[Collection entries]

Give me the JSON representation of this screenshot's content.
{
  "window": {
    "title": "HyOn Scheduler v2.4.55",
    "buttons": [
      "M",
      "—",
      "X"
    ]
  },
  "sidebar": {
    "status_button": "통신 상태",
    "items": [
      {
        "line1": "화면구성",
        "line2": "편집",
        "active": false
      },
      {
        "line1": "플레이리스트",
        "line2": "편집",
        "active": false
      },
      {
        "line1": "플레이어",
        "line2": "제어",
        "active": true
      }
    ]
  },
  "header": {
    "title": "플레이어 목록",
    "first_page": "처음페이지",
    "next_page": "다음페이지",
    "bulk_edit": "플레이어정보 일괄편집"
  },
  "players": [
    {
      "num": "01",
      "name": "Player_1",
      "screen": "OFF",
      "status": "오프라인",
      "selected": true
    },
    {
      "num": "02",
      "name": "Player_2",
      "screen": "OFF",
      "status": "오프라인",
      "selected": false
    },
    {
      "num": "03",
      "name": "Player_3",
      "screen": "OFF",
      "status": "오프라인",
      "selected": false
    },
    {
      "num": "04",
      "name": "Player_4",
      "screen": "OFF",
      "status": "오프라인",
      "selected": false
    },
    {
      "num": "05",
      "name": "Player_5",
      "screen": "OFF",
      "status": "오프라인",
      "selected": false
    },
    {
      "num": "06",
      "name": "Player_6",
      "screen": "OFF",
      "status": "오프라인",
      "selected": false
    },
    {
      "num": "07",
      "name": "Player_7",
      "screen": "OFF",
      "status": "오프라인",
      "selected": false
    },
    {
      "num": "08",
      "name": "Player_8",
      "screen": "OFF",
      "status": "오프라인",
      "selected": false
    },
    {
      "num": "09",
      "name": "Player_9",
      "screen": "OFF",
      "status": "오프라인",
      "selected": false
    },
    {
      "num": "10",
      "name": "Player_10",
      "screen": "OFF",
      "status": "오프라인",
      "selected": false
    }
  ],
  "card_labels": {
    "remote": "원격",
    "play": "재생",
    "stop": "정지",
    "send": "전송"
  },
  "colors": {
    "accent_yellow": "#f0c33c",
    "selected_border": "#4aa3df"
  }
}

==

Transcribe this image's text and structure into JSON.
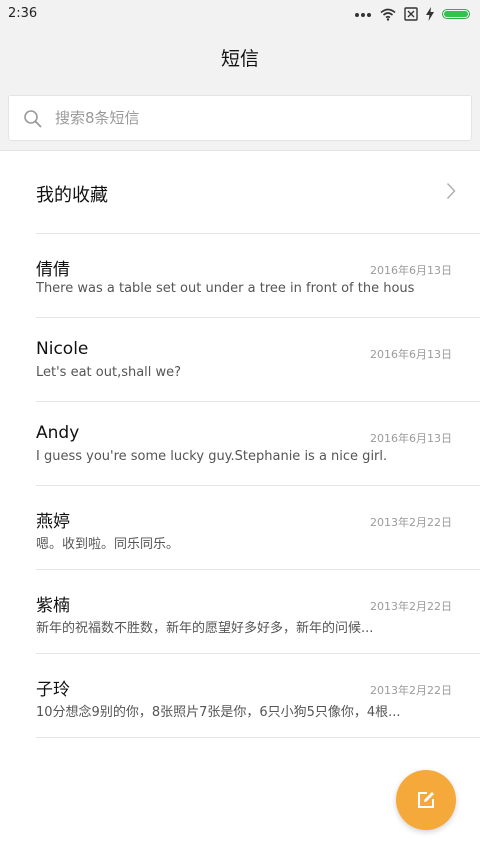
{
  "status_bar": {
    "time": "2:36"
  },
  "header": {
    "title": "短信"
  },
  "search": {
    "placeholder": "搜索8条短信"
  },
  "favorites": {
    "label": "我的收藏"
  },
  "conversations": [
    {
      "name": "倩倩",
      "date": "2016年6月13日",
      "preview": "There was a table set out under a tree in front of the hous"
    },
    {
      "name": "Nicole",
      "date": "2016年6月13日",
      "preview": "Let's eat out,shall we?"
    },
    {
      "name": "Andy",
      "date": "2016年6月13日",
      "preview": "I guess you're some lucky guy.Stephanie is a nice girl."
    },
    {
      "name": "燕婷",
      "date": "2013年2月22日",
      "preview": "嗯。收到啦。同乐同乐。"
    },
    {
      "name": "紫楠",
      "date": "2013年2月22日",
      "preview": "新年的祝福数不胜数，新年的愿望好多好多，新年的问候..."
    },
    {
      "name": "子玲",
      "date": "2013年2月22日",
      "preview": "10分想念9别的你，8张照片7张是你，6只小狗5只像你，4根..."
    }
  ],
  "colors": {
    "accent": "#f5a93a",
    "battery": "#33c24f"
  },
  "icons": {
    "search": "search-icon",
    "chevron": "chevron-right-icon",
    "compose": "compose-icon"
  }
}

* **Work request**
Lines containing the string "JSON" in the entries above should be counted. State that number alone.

* **Answer to this task**
2